The Lundbeck Foundation is described in the Foundation's annual review, which can be viewed here: Publications

Lundbeckfonden maintains grant level at half a billion DKK a year 

2015 was an eventful year for Lundbeckfonden. The Foundation’s assets grew but the year ended in a loss of DKK 3 billion. This was particularly due to non-recurring costs accrued by the foundation’s largest subsidiary, H. Lundbeck A/S, which restructured in connection with a new strategy.

In 2015, Lundbeckfonden supported health science research, natural science tuition and research communication with grants totalling DKK 442 million. The Foundation’s sponsorship covers salaries for 551 scientists and other research staff as well as running costs connected with projects.

Lene Skole: “After a challenging 2015, 2016 is looking brighter. All three of our subsidiaries have sensible and realistic strategies in place, so we expect them all to deliver growth and improved earnings. We plan for grants to remain at, at least, the same level in the coming year and, consequently, we still expect to award a total of DKK 3 billion over the period from 2015 to 2020.”

Investment of Lundbeckfonden’s available funds of around DKK 14 billion was impacted by volatility in the financial markets in 2015. Profits amounted to DKK 950 million, compared with DKK 2,228 million in 2014, corresponding to a return of approximately 7%, which was satisfactory.

At the end of September 2015, Lundbeckfonden became a major shareholder in FLSmidth, acquiring a shareholding of just over 10%. This is a long-term investment in a well-run company which, to date, has given the foundation a positive return.

Lundbeckfonden’s venture capital activities consist of 19 American and European life science companies. In 2015, we added three new companies to the portfolio. One company was sold and another closed down. Lundbeckfonden invested a total of DKK 361 million in Lundbeckfonden Ventures.

It was also decided to invest a further DKK 300 million over four years in early-stage life science companies, primarily based on Danish research.
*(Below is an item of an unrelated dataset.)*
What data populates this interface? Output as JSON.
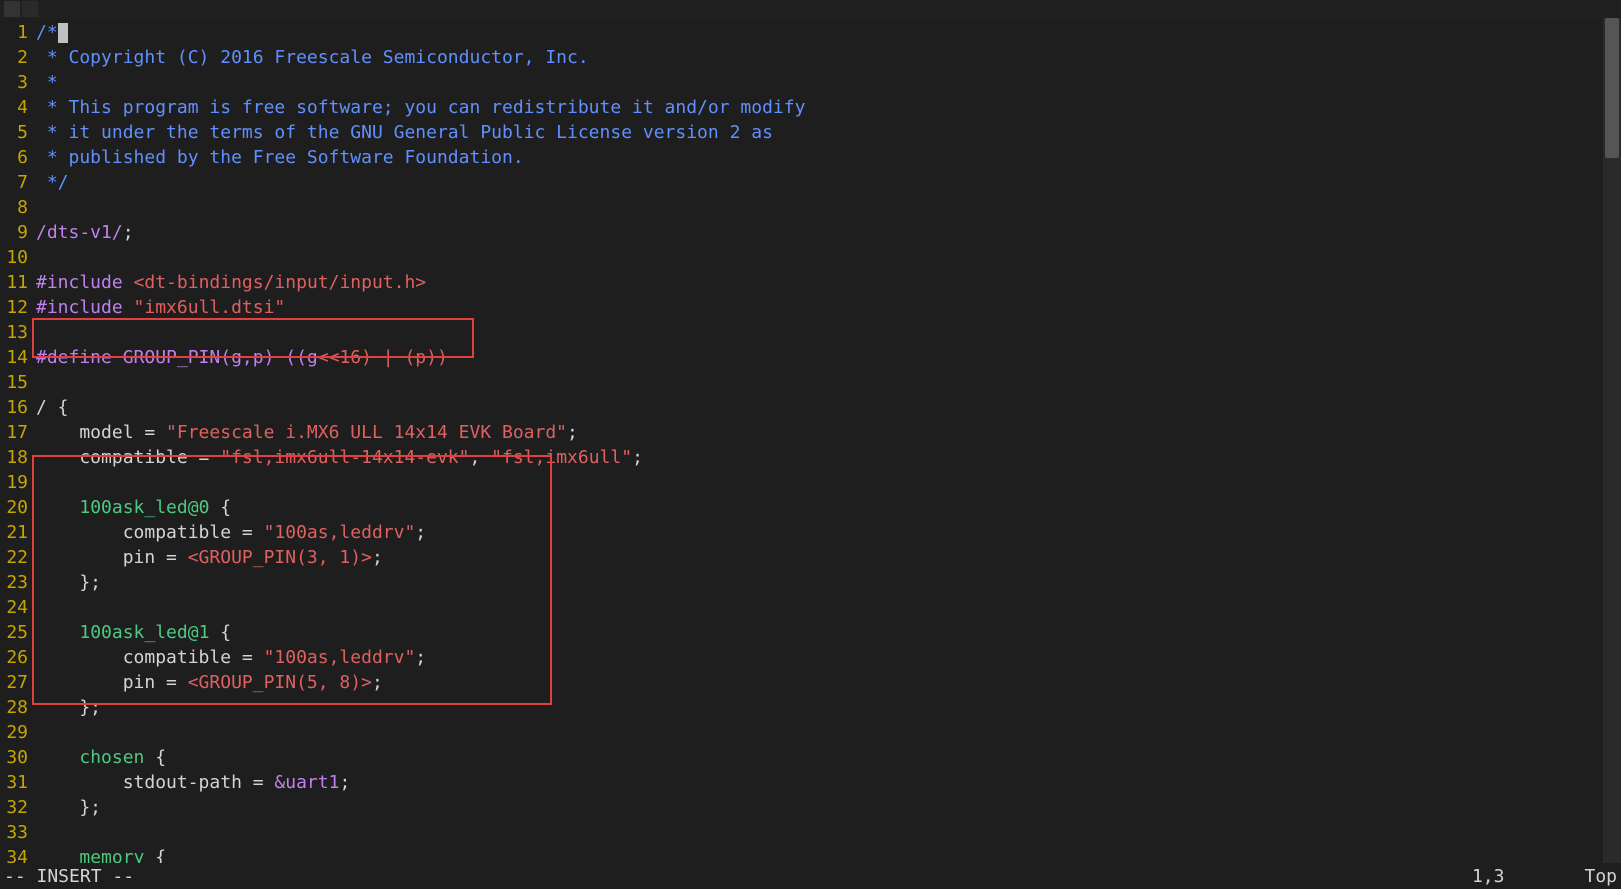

The first investment was in IO Biotech at the end of 2015, a company that originated from research in immunotherapy and cancer at Herlev Hospital. 

Changes to the Board of Trustees
Professor Povl Krogsgaard-Larsen will turn 75 on 17 May this year and, consequently, has reached the Foundation's retiring age. Clinical Professor Michael Kjær, MD, DMSc, of Bispebjerg Hospital and the University of Copenhagen will replace him as a new, independent member of the board.